What does this all mean? The world could be on a brink to a new world order and moving away from the old. The transition could take a couple of decades. Like heated water molecules at the brink of going from liquid to gas, there will be a lot of violent movements under extreme stress. In our lifetime we could see the beginning of separation of the state and money, similar to the separation of religion from sovereign in the 16th century as the forefront cryptocurrency thinker Tuur Demeester pointed out. Certain countries will likely go back (or more accurately, go forward) to the gold standard to strengthen its own national currency. Many norms could be challenged—think of the irony of tax as an example. When central banks can conjure up unlimited amounts of money, tax becomes merely an industrial policy to favour one company over another, and to redistribute personal wealth at the discretion of the powerful.

Politics can also get on a slippery slope, if the Fed can print trillions to bail out corporations, why not grant student debt relief that is certainly more ethical, as the US congresswoman Alexandria Ocasio-Cortez has correctly pointed out? If we are doing $6 trillion of stimulus that doesn’t seem to have any precautions, why not do twelve? Sixty? How would a four-year term government have the discipline to resist such temptation—history says we as humans can’t once it is set in motion.
Lastly about the US. Coronavirus has exposed the weakness of its socioeconomic structure that most have taken as the norm. When 60% of working class are on hourly wage, who must show up for work to collect pay cheque; when 40% of adults have less than $400 in the bank and thus reducing any capacity to weather storms; when health insurance is tied to employment; and when “the greatest nation” has minimal manufacturing capability for providing the necessities of a country in times of crisis. That shows a system of fragility, and moreover, it seems to be a system of modern slavery. Americans pledge most of their living hours to a system with no recourse, in exchange for credit-fuelled consumerism that gives the illusion of wealth. This, I believe like all slavery, will also need to enter its last chapter.

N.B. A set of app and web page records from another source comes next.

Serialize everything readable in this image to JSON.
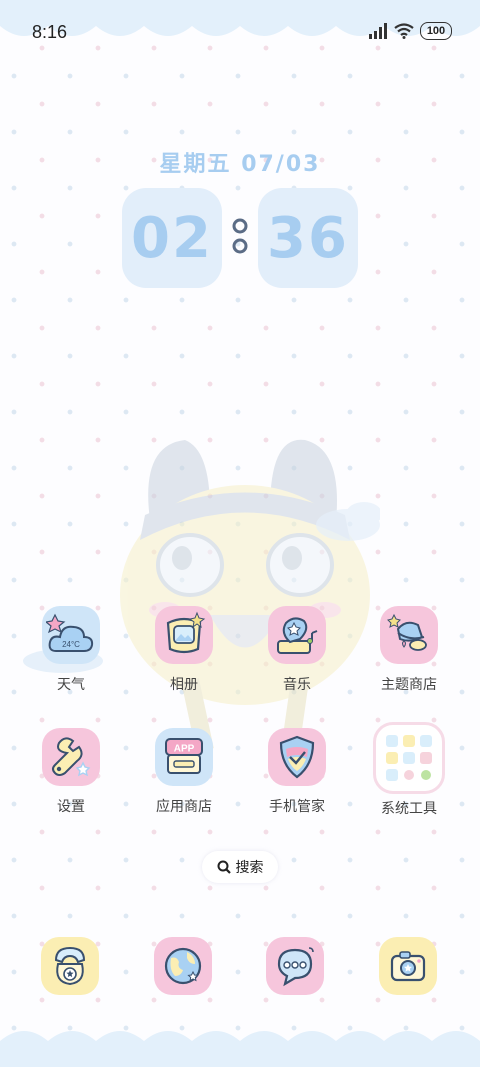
{
  "status_bar": {
    "time": "8:16",
    "battery": "100"
  },
  "clock": {
    "date": "星期五  07/03",
    "hours": "02",
    "minutes": "36"
  },
  "apps": [
    {
      "label": "天气",
      "icon": "weather-icon",
      "temp": "24°C"
    },
    {
      "label": "相册",
      "icon": "gallery-icon"
    },
    {
      "label": "音乐",
      "icon": "music-icon"
    },
    {
      "label": "主题商店",
      "icon": "theme-store-icon"
    },
    {
      "label": "设置",
      "icon": "settings-icon"
    },
    {
      "label": "应用商店",
      "icon": "app-store-icon",
      "badge": "APP"
    },
    {
      "label": "手机管家",
      "icon": "phone-manager-icon"
    },
    {
      "label": "系统工具",
      "icon": "system-tools-folder-icon"
    }
  ],
  "search": {
    "label": "搜索"
  },
  "dock": [
    {
      "icon": "phone-icon"
    },
    {
      "icon": "browser-globe-icon"
    },
    {
      "icon": "messages-icon"
    },
    {
      "icon": "camera-icon"
    }
  ],
  "colors": {
    "accent_blue": "#a7cdf0",
    "pink": "#f6c6dc",
    "yellow": "#fbeeb3",
    "light_blue": "#cfe5f8"
  }
}
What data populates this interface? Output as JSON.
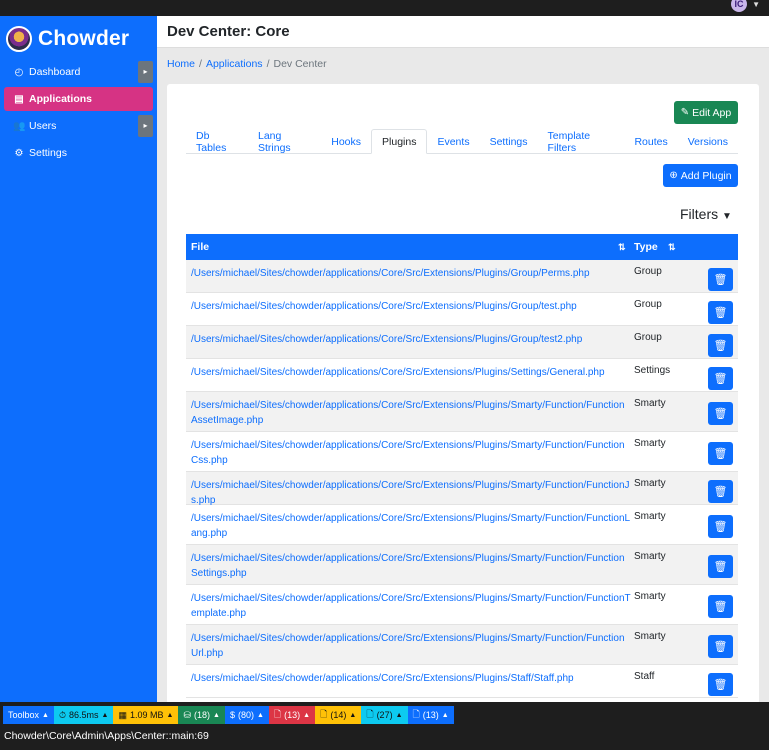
{
  "topbar": {
    "avatar": "IC"
  },
  "sidebar": {
    "brand": "Chowder",
    "items": [
      {
        "label": "Dashboard",
        "icon": "gauge-icon",
        "glyph": "◴",
        "toggle": true,
        "active": false
      },
      {
        "label": "Applications",
        "icon": "window-icon",
        "glyph": "▤",
        "toggle": false,
        "active": true
      },
      {
        "label": "Users",
        "icon": "users-icon",
        "glyph": "👥",
        "toggle": true,
        "active": false
      },
      {
        "label": "Settings",
        "icon": "gear-icon",
        "glyph": "⚙",
        "toggle": false,
        "active": false
      }
    ]
  },
  "header": {
    "title": "Dev Center: Core"
  },
  "breadcrumb": {
    "home": "Home",
    "applications": "Applications",
    "current": "Dev Center"
  },
  "buttons": {
    "edit_app": "Edit App",
    "add_plugin": "Add Plugin"
  },
  "tabs": [
    {
      "label": "Db Tables",
      "active": false
    },
    {
      "label": "Lang Strings",
      "active": false
    },
    {
      "label": "Hooks",
      "active": false
    },
    {
      "label": "Plugins",
      "active": true
    },
    {
      "label": "Events",
      "active": false
    },
    {
      "label": "Settings",
      "active": false
    },
    {
      "label": "Template Filters",
      "active": false
    },
    {
      "label": "Routes",
      "active": false
    },
    {
      "label": "Versions",
      "active": false
    }
  ],
  "filters_label": "Filters",
  "table": {
    "columns": [
      "File",
      "Type"
    ],
    "rows": [
      {
        "file": "/Users/michael/Sites/chowder/applications/Core/Src/Extensions/Plugins/Group/Perms.php",
        "type": "Group"
      },
      {
        "file": "/Users/michael/Sites/chowder/applications/Core/Src/Extensions/Plugins/Group/test.php",
        "type": "Group"
      },
      {
        "file": "/Users/michael/Sites/chowder/applications/Core/Src/Extensions/Plugins/Group/test2.php",
        "type": "Group"
      },
      {
        "file": "/Users/michael/Sites/chowder/applications/Core/Src/Extensions/Plugins/Settings/General.php",
        "type": "Settings"
      },
      {
        "file": "/Users/michael/Sites/chowder/applications/Core/Src/Extensions/Plugins/Smarty/Function/FunctionAssetImage.php",
        "type": "Smarty"
      },
      {
        "file": "/Users/michael/Sites/chowder/applications/Core/Src/Extensions/Plugins/Smarty/Function/FunctionCss.php",
        "type": "Smarty"
      },
      {
        "file": "/Users/michael/Sites/chowder/applications/Core/Src/Extensions/Plugins/Smarty/Function/FunctionJs.php",
        "type": "Smarty"
      },
      {
        "file": "/Users/michael/Sites/chowder/applications/Core/Src/Extensions/Plugins/Smarty/Function/FunctionLang.php",
        "type": "Smarty"
      },
      {
        "file": "/Users/michael/Sites/chowder/applications/Core/Src/Extensions/Plugins/Smarty/Function/FunctionSettings.php",
        "type": "Smarty"
      },
      {
        "file": "/Users/michael/Sites/chowder/applications/Core/Src/Extensions/Plugins/Smarty/Function/FunctionTemplate.php",
        "type": "Smarty"
      },
      {
        "file": "/Users/michael/Sites/chowder/applications/Core/Src/Extensions/Plugins/Smarty/Function/FunctionUrl.php",
        "type": "Smarty"
      },
      {
        "file": "/Users/michael/Sites/chowder/applications/Core/Src/Extensions/Plugins/Staff/Staff.php",
        "type": "Staff"
      }
    ]
  },
  "toolbox": {
    "items": [
      {
        "name": "toolbox-toggle",
        "label": "Toolbox",
        "glyph": "",
        "color": "#0d6efd",
        "dark": false
      },
      {
        "name": "time-badge",
        "label": "86.5ms",
        "glyph": "⏱",
        "color": "#0dcaf0",
        "dark": true
      },
      {
        "name": "memory-badge",
        "label": "1.09 MB",
        "glyph": "▦",
        "color": "#ffc107",
        "dark": true
      },
      {
        "name": "queries-badge",
        "label": "(18)",
        "glyph": "⛁",
        "color": "#198754",
        "dark": false
      },
      {
        "name": "cache-badge",
        "label": "(80)",
        "glyph": "$",
        "color": "#0d6efd",
        "dark": false
      },
      {
        "name": "errors-badge",
        "label": "(13)",
        "glyph": "🗋",
        "color": "#dc3545",
        "dark": false
      },
      {
        "name": "warnings-badge",
        "label": "(14)",
        "glyph": "🗋",
        "color": "#ffc107",
        "dark": true
      },
      {
        "name": "files-badge",
        "label": "(27)",
        "glyph": "🗋",
        "color": "#0dcaf0",
        "dark": true
      },
      {
        "name": "logs-badge",
        "label": "(13)",
        "glyph": "🗋",
        "color": "#0d6efd",
        "dark": false
      }
    ],
    "route": "Chowder\\Core\\Admin\\Apps\\Center::main:69"
  }
}
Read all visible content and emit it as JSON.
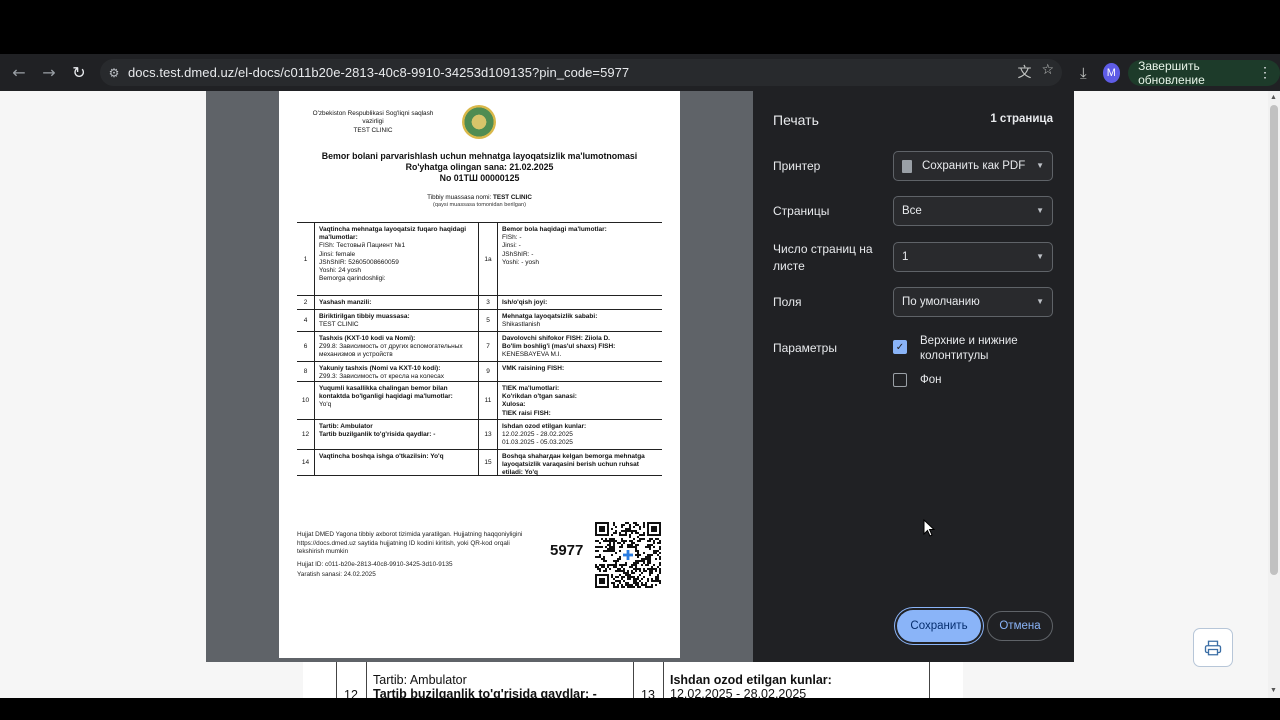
{
  "browser": {
    "url": "docs.test.dmed.uz/el-docs/c011b20e-2813-40c8-9910-34253d109135?pin_code=5977",
    "avatar_letter": "M",
    "update_label": "Завершить обновление"
  },
  "document": {
    "header_left": "O'zbekiston Respublikasi Sog'liqni saqlash vazirligi",
    "header_clinic": "TEST CLINIC",
    "title_line1": "Bemor bolani parvarishlash uchun mehnatga layoqatsizlik ma'lumotnomasi",
    "title_line2": "Ro'yhatga olingan sana: 21.02.2025",
    "title_line3": "No 01ТШ 00000125",
    "institution_label": "Tibbiy muassasa nomi:",
    "institution_value": "TEST CLINIC",
    "institution_note": "(qaysi muassasa tomonidan berilgan)",
    "rows": [
      {
        "n1": "1",
        "l1": "Vaqtincha mehnatga layoqatsiz fuqaro haqidagi ma'lumotlar:",
        "v1": "FISh: Тестовый Пациент №1\nJinsi: female\nJShShIR: 52605008660059\nYoshi: 24 yosh\nBemorga qarindoshligi:",
        "n2": "1a",
        "l2": "Bemor bola haqidagi ma'lumotlar:",
        "v2": "FISh: -\nJinsi: -\nJShShIR: -\nYoshi: - yosh"
      },
      {
        "n1": "2",
        "l1": "Yashash manzili:",
        "v1": "",
        "n2": "3",
        "l2": "Ish/o'qish joyi:",
        "v2": ""
      },
      {
        "n1": "4",
        "l1": "Biriktirilgan tibbiy muassasa:",
        "v1": "TEST CLINIC",
        "n2": "5",
        "l2": "Mehnatga layoqatsizlik sababi:",
        "v2": "Shikastlanish"
      },
      {
        "n1": "6",
        "l1": "Tashxis (KXT-10 kodi va Nomi):",
        "v1": "Z99.8: Зависимость от других вспомогательных механизмов и устройств",
        "n2": "7",
        "l2": "Davolovchi shifokor FISH: Ziiola D.\nBo'lim boshlig'i (mas'ul shaxs) FISH:",
        "v2": "KENESBAYEVA M.I."
      },
      {
        "n1": "8",
        "l1": "Yakuniy tashxis (Nomi va KXT-10 kodi):",
        "v1": "Z99.3: Зависимость от кресла на колесах",
        "n2": "9",
        "l2": "VMK raisining FISH:",
        "v2": ""
      },
      {
        "n1": "10",
        "l1": "Yuqumli kasallikka chalingan bemor bilan kontaktda bo'lganligi haqidagi ma'lumotlar:",
        "v1": "Yo'q",
        "n2": "11",
        "l2": "TIEK ma'lumotlari:\nKo'rikdan o'tgan sanasi:\nXulosa:\nTIEK raisi FISH:",
        "v2": ""
      },
      {
        "n1": "12",
        "l1": "Tartib: Ambulator\nTartib buzilganlik to'g'risida qaydlar: -",
        "v1": "",
        "n2": "13",
        "l2": "Ishdan ozod etilgan kunlar:",
        "v2": "12.02.2025 - 28.02.2025\n01.03.2025 - 05.03.2025"
      },
      {
        "n1": "14",
        "l1": "Vaqtincha boshqa ishga o'tkazilsin: Yo'q",
        "v1": "",
        "n2": "15",
        "l2": "Boshqa shaharдан kelgan bemorga mehnatga layoqatsizlik varaqasini berish uchun ruhsat etiladi: Yo'q",
        "v2": ""
      }
    ],
    "footer_text": "Hujjat DMED Yagona tibbiy axborot tizimida yaratilgan. Hujjatning haqqoniyligini https://docs.dmed.uz saytida hujjatning ID kodini kiritish, yoki QR-kod orqali tekshirish mumkin",
    "doc_id": "Hujjat ID: c011-b20e-2813-40c8-9910-3425-3d10-9135",
    "created": "Yaratish sanasi: 24.02.2025",
    "pin": "5977"
  },
  "background_page": {
    "row_num": "12",
    "tartib": "Tartib: Ambulator",
    "tartib_buz": "Tartib buzilganlik to'g'risida qaydlar: -",
    "row_num2": "13",
    "ishdan": "Ishdan ozod etilgan kunlar:",
    "dates": "12.02.2025 - 28.02.2025"
  },
  "print_dialog": {
    "title": "Печать",
    "page_count": "1 страница",
    "printer_label": "Принтер",
    "printer_value": "Сохранить как PDF",
    "pages_label": "Страницы",
    "pages_value": "Все",
    "per_sheet_label": "Число страниц на листе",
    "per_sheet_value": "1",
    "margins_label": "Поля",
    "margins_value": "По умолчанию",
    "options_label": "Параметры",
    "headers_footers_label": "Верхние и нижние колонтитулы",
    "headers_footers_checked": true,
    "background_label": "Фон",
    "background_checked": false,
    "save_label": "Сохранить",
    "cancel_label": "Отмена"
  }
}
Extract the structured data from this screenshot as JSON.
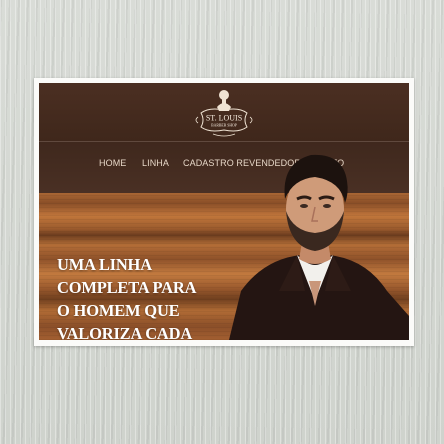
{
  "brand": {
    "name_line1": "ST. LOUIS",
    "name_line2": "BARBER SHOP"
  },
  "nav": {
    "items": [
      {
        "label": "HOME"
      },
      {
        "label": "LINHA"
      },
      {
        "label": "CADASTRO REVENDEDOR"
      },
      {
        "label": "CONTATO"
      }
    ]
  },
  "hero": {
    "lines": [
      "UMA LINHA",
      "COMPLETA PARA",
      "O HOMEM QUE",
      "VALORIZA CADA"
    ]
  },
  "colors": {
    "header_bg": "#45291d",
    "nav_text": "#e6d7c7",
    "hero_text": "#ffffff",
    "wood_light": "#c27a3f",
    "wood_dark": "#6d3d1f"
  }
}
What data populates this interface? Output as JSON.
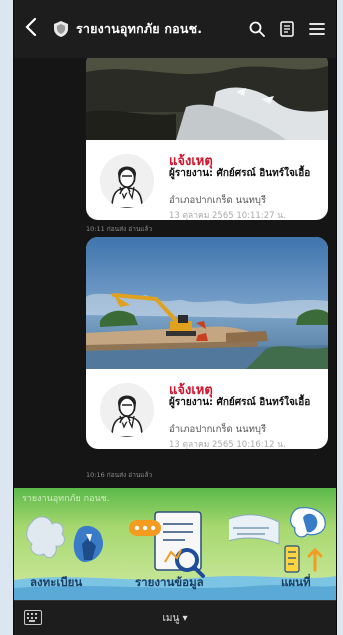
{
  "header": {
    "title": "รายงานอุทกภัย กอนช.",
    "back_icon": "chevron-left-icon",
    "search_icon": "search-icon",
    "notes_icon": "notes-icon",
    "menu_icon": "hamburger-menu-icon"
  },
  "messages": [
    {
      "alert": "แจ้งเหตุ",
      "reporter": "ผู้รายงาน: ศักย์ศรณ์ อินทร์ใจเอื้อ",
      "place": "อำเภอปากเกร็ด นนทบุรี",
      "stamp": "13 ตุลาคม 2565 10:11:27 น.",
      "meta": "10:11 ก่อนส่ง อ่านแล้ว"
    },
    {
      "alert": "แจ้งเหตุ",
      "reporter": "ผู้รายงาน: ศักย์ศรณ์ อินทร์ใจเอื้อ",
      "place": "อำเภอปากเกร็ด นนทบุรี",
      "stamp": "13 ตุลาคม 2565 10:16:12 น.",
      "meta": "10:16 ก่อนส่ง อ่านแล้ว"
    }
  ],
  "rich_menu": {
    "caption": "รายงานอุทกภัย กอนช.",
    "items": [
      {
        "label": "ลงทะเบียน",
        "icon": "register-map-icon"
      },
      {
        "label": "รายงานข้อมูล",
        "icon": "report-document-icon"
      },
      {
        "label": "แผนที่",
        "icon": "map-pin-icon"
      }
    ]
  },
  "bottom_bar": {
    "keyboard_icon": "keyboard-icon",
    "menu_label": "เมนู ▾"
  },
  "colors": {
    "alert": "#d0142c",
    "header_bg": "#1d1d1d",
    "chat_bg": "#151515",
    "menu_bg": "#5bb94a"
  }
}
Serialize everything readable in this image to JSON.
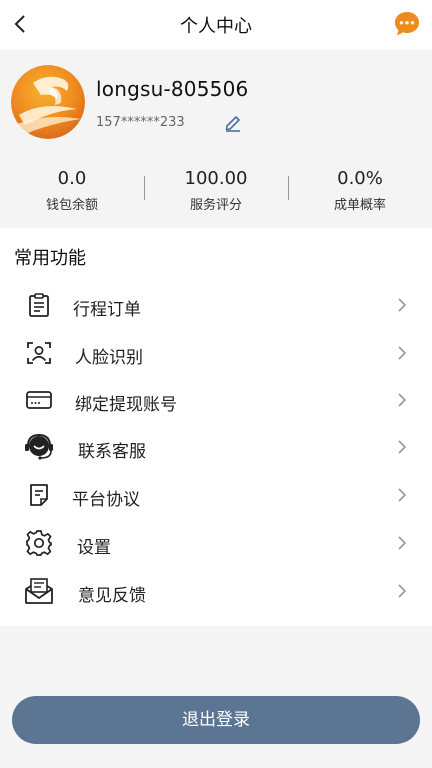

Going back to Asimov’s Foundation series. Trantor, the shiny and glorious capital of the Galactic Empire, also relied on outer worlds for its supplies. Then, unable to reform or to cope with change, the Empire fell.

James Lee is the founder of New World Research and Analysis Institute.